By the charts, the 6.5 Creedmoor is a superb cartridge for deer-size game. But I caught only a late elk season with this new rifle. The 6.5×55 and .260 had taken elk for me; surely the Creedmoor would as well. Alas, the close shot I’d wanted, to ensure precise bullet placement, didn’t come. When on the final evening Don and I spied a bull far off, there was no approach. “Your call,” he shrugged. “The air is dead-still.” I snugged the sling, prone, and dialed to the yardage. Ribs spot-lit by a sinking sun, the bull paused. Craaack! The animal spun, sprinted and fell. That shot was twice as long as any I’d ever attempted at elk.

Whitetail hunting with a Ruger 77, then a trip to sub-Saharan Africa with a T/C Icon, kept the 6.5 Creedmoor in my ammo pouch. The T/C dropped a Vaal Rhebok at 250 yards, in stiff wind. Shorter pokes on a variety of game produced consistently quick kills. I found the Creedmoor’s limit with an eland.

Norma hunting africa elk deer eland 6.5 Creedmoor cartridge
A high ballistic coefficient helped a Creedmoor bullet slice stiff wind 250 yards to this Vaal Rhebok.

Since then, I’ve seen several animals brought to bag by the 6.5 Creedmoor. And I’ve used it in a variety of rifles on paper and steel targets to 1,200 yards. It has become one of my favorite cartridges for deer-size game. Its mild report and recoil make it easy to shoot accurately. It seems an inherently accurate cartridge too. I’ve punched half-minute groups from production-class rifles. The proliferation of hunting loads for the 6.5 Creedmoor includes none better than Norma’s 130-grain Scirocco. This sleek, polymer-nose bullet, with its 15° boat-tail and a G1 BC over .550, flies very flat. In expansion and penetration tests, it opens reliably down to 1,750 fps, and drives straight and deep. A bonded bullet, it stays in one piece after high-speed impact, routinely retaining more than 80% of its original weight.

Story Tip from EdLongrange.
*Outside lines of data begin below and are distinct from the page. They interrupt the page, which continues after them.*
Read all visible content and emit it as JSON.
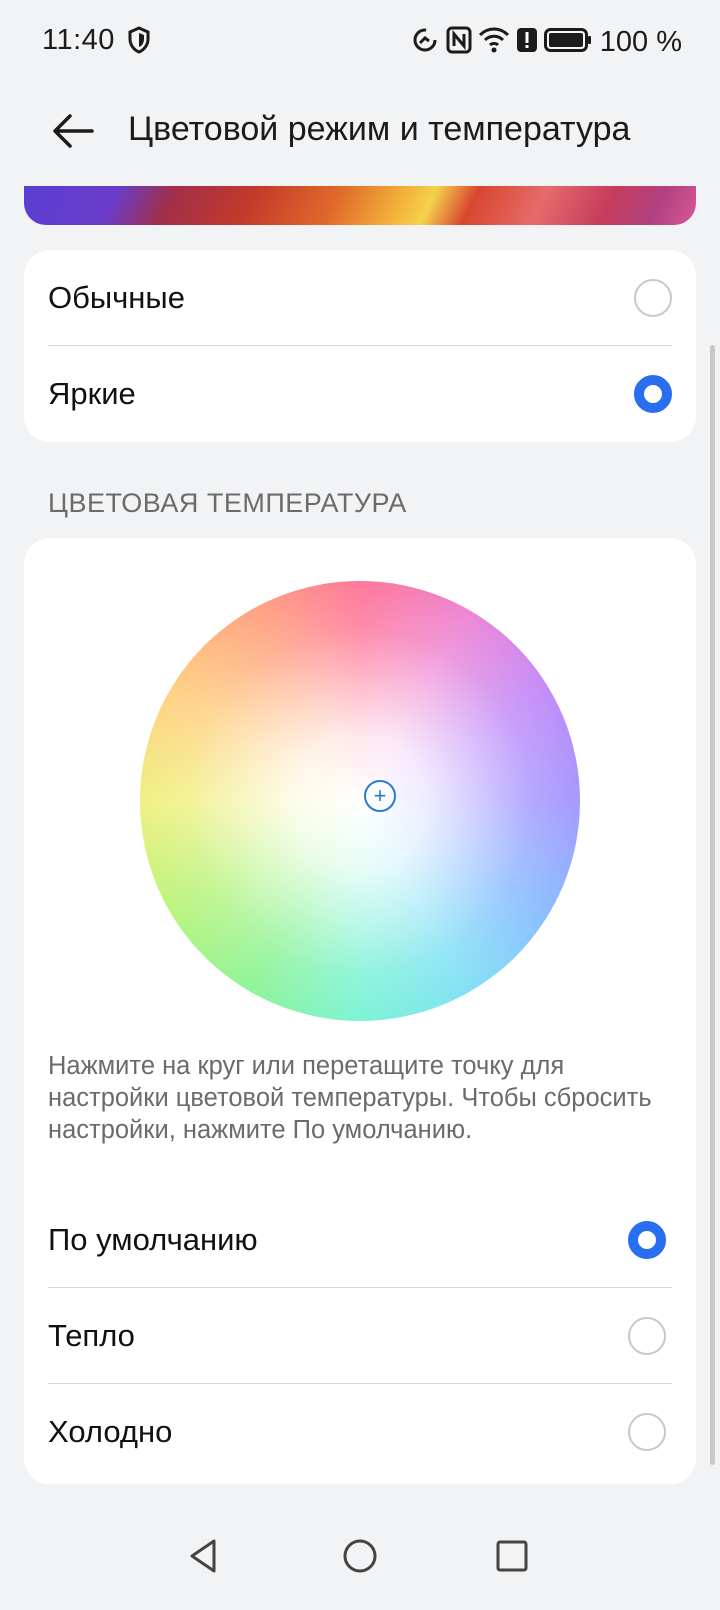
{
  "status_bar": {
    "time": "11:40",
    "battery_text": "100 %",
    "icons": [
      "shield-icon",
      "data-saver-icon",
      "nfc-icon",
      "wifi-icon",
      "alert-icon",
      "battery-icon"
    ]
  },
  "header": {
    "title": "Цветовой режим и температура",
    "back_icon": "back-arrow-icon"
  },
  "color_mode": {
    "options": [
      {
        "label": "Обычные",
        "selected": false
      },
      {
        "label": "Яркие",
        "selected": true
      }
    ]
  },
  "color_temperature": {
    "section_title": "ЦВЕТОВАЯ ТЕМПЕРАТУРА",
    "wheel_handle_symbol": "+",
    "hint": "Нажмите на круг или перетащите точку для настройки цветовой температуры. Чтобы сбросить настройки, нажмите По умолчанию.",
    "options": [
      {
        "label": "По умолчанию",
        "selected": true
      },
      {
        "label": "Тепло",
        "selected": false
      },
      {
        "label": "Холодно",
        "selected": false
      }
    ]
  },
  "colors": {
    "accent": "#2a6ef0",
    "background": "#f1f3f5",
    "card": "#ffffff"
  },
  "nav_bar": {
    "icons": [
      "back-triangle-icon",
      "home-circle-icon",
      "recents-square-icon"
    ]
  }
}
We welcome reader submissions.
Permalink Bullets, Brass, Ammo, Hunting/Varminting 2 Comments »